Strangers in Paris

Another sector where people are trying their luck in France is public health. Doctors and nurses, in particular the latter, are looking for better working conditions and better offers than those made currently by the Spanish National Health System. Such is the case with María Ruiz.

After working for a year in the South of France, María applied for a job in the public hospital system of Paris, APHP (“Assistance Publique – Hôpitaux de Paris”), where she managed to get into an oncology department. Even though she seemed to have realised her dream, María came across a boss who reproached her for her accent and was distrustful of her because, as she put it, “in Spain, the health service isn’t the same as in France”. María explains that that was an exception: “I never had any problems with my colleagues, with doctors, families or patients, and I’ve still got friends there,” she says. She moved to the Emile Roux hospital, again part of the public healthcare system, and now she’s proud to be sure of her position in the hospital, helping to train other nurses in certain nursing techniques.

“It was always very clear to me that I wanted to experience living and working outside of Spain,” explains María, “but I never thought I’d be almost forced into doing so, and in the end I was: I could either leave the country or never work as a nurse in my life – that’s how sad it was.”

María has fallen in love with the city, although she does admit that adapting to society was difficult: “At first, when you don’t speak perfect French, they pull a face like they don’t understand you (even though they do),” she recalls, “they made me feel out of place, I’ve always felt like an immigrant here, it’s as if they were doing me a favour in giving me a job.
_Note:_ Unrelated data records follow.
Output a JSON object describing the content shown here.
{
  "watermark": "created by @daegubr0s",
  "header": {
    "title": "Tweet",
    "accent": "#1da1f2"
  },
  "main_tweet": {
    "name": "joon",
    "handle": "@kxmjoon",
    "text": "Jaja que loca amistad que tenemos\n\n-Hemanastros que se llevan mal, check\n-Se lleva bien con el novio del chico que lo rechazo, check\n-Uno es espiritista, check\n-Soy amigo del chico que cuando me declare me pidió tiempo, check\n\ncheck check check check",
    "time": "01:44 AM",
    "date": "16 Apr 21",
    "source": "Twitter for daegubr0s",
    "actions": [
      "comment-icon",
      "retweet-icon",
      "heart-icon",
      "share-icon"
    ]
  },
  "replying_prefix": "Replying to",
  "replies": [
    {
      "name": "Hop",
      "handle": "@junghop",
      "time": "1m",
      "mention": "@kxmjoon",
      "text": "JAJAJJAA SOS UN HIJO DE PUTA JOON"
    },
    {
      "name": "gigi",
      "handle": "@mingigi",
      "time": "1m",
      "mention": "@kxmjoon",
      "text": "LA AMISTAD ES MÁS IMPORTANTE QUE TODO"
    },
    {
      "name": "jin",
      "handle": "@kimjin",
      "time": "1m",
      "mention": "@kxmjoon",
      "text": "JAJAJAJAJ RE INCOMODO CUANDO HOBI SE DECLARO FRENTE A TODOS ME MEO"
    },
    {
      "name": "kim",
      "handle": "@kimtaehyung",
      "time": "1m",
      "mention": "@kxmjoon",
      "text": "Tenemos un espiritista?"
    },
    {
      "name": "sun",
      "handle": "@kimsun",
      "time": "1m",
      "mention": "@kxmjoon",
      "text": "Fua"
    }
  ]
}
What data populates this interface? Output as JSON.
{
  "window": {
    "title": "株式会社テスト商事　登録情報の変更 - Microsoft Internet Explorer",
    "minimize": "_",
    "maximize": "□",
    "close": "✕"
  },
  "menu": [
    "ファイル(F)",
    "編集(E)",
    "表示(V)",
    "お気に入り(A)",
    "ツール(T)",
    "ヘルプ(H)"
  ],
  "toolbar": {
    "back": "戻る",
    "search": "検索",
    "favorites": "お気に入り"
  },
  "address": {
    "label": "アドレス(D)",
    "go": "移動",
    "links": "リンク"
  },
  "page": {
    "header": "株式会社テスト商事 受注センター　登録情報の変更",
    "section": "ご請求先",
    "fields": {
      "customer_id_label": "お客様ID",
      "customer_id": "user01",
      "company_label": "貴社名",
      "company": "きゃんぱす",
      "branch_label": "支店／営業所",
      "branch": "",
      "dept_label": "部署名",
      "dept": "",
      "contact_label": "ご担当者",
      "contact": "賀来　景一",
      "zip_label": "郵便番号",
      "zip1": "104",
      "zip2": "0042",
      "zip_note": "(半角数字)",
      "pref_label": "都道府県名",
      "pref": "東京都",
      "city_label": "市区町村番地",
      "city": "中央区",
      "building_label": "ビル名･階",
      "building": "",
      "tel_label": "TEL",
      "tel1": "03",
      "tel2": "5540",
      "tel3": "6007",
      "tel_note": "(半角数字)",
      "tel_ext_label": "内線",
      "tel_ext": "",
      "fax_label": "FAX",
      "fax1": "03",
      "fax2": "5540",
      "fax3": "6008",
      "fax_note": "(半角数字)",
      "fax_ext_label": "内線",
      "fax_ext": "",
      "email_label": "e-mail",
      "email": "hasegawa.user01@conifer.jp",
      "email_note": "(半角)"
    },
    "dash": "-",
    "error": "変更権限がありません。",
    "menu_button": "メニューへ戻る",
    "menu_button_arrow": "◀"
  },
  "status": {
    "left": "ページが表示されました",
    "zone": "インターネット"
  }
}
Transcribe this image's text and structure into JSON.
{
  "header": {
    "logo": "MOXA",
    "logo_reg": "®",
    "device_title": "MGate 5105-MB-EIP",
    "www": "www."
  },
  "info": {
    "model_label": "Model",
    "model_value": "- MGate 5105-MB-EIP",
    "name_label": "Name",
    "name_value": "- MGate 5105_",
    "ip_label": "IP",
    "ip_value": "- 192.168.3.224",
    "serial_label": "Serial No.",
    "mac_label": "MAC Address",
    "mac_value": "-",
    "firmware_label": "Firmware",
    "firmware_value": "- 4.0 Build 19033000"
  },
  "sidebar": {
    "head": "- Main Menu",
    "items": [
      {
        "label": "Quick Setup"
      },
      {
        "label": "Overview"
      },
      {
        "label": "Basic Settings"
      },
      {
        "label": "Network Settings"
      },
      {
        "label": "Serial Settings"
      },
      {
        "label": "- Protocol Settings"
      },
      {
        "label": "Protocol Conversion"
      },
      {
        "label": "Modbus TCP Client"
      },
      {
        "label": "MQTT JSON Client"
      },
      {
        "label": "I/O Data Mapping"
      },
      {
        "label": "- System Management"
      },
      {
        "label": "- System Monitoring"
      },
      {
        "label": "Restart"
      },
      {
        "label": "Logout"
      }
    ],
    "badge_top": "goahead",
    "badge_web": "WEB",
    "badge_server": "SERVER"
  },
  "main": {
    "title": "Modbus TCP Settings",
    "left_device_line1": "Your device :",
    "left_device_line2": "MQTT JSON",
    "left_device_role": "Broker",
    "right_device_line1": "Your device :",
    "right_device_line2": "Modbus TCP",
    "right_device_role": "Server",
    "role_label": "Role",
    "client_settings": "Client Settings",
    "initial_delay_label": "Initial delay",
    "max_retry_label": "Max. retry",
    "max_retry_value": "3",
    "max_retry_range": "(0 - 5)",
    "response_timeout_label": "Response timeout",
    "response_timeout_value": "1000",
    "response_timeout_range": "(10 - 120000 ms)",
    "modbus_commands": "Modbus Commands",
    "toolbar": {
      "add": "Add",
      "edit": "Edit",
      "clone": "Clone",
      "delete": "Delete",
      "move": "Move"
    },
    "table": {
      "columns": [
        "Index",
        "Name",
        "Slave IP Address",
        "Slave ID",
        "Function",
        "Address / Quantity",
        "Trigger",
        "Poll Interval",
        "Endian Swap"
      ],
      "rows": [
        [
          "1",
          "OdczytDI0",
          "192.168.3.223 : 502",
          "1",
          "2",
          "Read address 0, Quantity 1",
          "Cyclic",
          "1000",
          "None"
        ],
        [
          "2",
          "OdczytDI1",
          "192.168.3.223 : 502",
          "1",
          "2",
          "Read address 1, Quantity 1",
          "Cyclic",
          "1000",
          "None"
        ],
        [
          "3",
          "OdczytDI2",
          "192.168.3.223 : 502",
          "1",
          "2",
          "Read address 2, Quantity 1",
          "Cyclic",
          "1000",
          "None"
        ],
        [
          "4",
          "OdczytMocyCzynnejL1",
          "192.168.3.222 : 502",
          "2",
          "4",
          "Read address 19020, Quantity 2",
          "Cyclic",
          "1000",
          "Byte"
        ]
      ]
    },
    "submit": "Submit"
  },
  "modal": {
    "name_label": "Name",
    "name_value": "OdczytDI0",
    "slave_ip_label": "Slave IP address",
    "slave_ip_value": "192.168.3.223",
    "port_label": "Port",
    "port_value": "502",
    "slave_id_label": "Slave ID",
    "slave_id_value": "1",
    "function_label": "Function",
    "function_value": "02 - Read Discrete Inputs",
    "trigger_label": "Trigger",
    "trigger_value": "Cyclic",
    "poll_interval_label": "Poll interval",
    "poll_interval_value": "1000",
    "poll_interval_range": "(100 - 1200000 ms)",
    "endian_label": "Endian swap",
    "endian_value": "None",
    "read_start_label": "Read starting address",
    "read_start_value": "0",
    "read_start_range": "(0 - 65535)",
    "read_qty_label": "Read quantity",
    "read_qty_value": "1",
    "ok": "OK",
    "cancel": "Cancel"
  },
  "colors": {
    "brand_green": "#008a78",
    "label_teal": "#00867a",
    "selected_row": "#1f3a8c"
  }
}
That’s not just in the workplace; it’s when you go shopping as well… But to be honest, walking through Paris makes me forget everything. I don’t think I would be able to lead the life I lead in Paris in Spain. For the time being, France has given me the security and professional recognition that Spain wouldn’t even be able to offer me in 20 years’ time.”

Read the second part of this series here.

Translated from La cara y cruz de la emigración española en París (I parte)